And there are fisticuffs too. Temporary losing his mind, sitting in his family's car in front of the Strand Theater as slugs fly about, sixteen-year-old Joseph Pawlowski suddenly decides to take out Baby Face Nelson! Timed perfectly as Nelson is firing at the police. the youth approaches the outlaw from his blind side, jumps on Nelson's back, and cuffs the badman about the head while screaming to anyone who might be listening, "Shot him! Grab Him!" Already perturbed by being shot by the jeweler, Nelson grabs Pawlowski off his back, throws the tough teenager through a plate-glass window, and then unleashes a burst of automatic fire at the youth. Saving his life, one bullet passes through Pawlowski's palm and the shock and pain causes him to faint ... and down and not moving, Nelson turns away and begins firing at the police again (the hand wound will not hinder Pawlowski in the slightest and he grows up to become a concert violinist and symphony conductor), believing he has killed his assailant.
Vacating town with a squeal of tires, the police attempt to chase the gang down, but are thwarted by the outlaws possessing a much more powerful and faster ride ... Officer Sylvester Zell gives up when the truck he commandeers in downtown South Bend can't keep up with the Hudson, riding his motorcycle at its top speed of 80 mph, traffic officer Bert Olmstead gives up when his 1929 Harley fries its engine, Detectives Lucius LaFortune and Fred Miller make it forty-five miles southwest to the town of Knox where roofing nails thrown in the road by the bandits blow out two of the pursuing car's tires, and Patrolman Peter Rudynski and Arden Kline don't even make it out of the downtown area ... their 1930 Studebaker police cruiser has a gas line go bad and dies in the middle of the street!
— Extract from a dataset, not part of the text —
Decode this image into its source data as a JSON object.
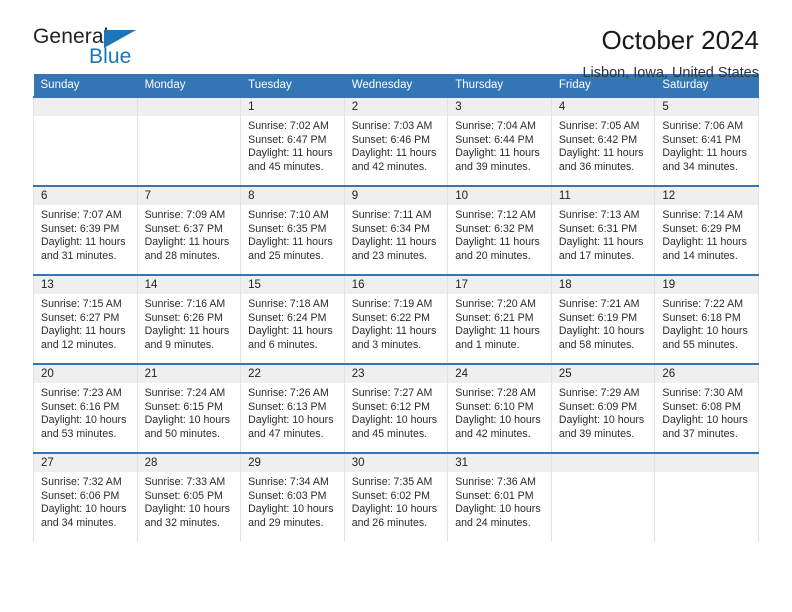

Safe after changing to their other escape vehicle and making it back to Chicago, but not for long, the bandits will soon get a dose of what they gave to Officer Wagner ... Dillinger is assassinated by the FBI and members of the East Chicago police as he leaves the Biograph Theater on 7/22/1934, Van Meter's turn comes on 8/23/1934 when he is betrayed by the corrupt police he has been paying to keep him safe in the city of St. Paul, Minnesota (wanting to keep the $10,000 the outlaw has given the men to bank, they hole the killer with 50 bullet wounds), and Baby Face Nelson is mortally wounded on 11/27/1934 during a gruesome shootout with FBI agents on State Highway 12 near the town of Barrington, Illinois (but not before he kills thirty-one-year old Special Agent Herman E. Hollis and thirty-five-year-old Inspector Samuel P. Crowley despite being hit 17 times by the two Federals).
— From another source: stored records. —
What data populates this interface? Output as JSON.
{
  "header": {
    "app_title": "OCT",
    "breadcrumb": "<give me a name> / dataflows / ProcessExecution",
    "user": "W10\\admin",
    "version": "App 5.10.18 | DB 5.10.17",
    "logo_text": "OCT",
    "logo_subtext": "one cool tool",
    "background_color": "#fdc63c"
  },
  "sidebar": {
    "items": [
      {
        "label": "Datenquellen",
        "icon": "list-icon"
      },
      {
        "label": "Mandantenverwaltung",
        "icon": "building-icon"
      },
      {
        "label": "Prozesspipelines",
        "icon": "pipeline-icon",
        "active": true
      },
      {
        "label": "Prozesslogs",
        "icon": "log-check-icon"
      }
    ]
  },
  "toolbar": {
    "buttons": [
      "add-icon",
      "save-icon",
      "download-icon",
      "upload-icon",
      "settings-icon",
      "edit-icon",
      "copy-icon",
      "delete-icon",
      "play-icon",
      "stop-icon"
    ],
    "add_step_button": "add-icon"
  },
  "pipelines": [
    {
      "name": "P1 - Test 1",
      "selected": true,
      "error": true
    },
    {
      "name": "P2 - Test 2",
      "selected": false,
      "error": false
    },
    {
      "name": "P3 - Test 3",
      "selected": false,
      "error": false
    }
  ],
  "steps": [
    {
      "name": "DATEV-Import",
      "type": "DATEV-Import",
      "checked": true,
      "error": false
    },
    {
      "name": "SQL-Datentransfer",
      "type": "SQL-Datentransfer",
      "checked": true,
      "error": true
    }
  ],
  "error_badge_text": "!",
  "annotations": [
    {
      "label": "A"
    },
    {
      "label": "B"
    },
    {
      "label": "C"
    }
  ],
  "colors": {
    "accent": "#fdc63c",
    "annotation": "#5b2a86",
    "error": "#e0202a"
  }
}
Dillinger in Death
Van Meter in Death
Hollis & Crowley
Baby Face Nelson in Death
Almost over, the beginning of the end of the Dillinger Era starts on 6/30/1934, with the public enemy's last bank job!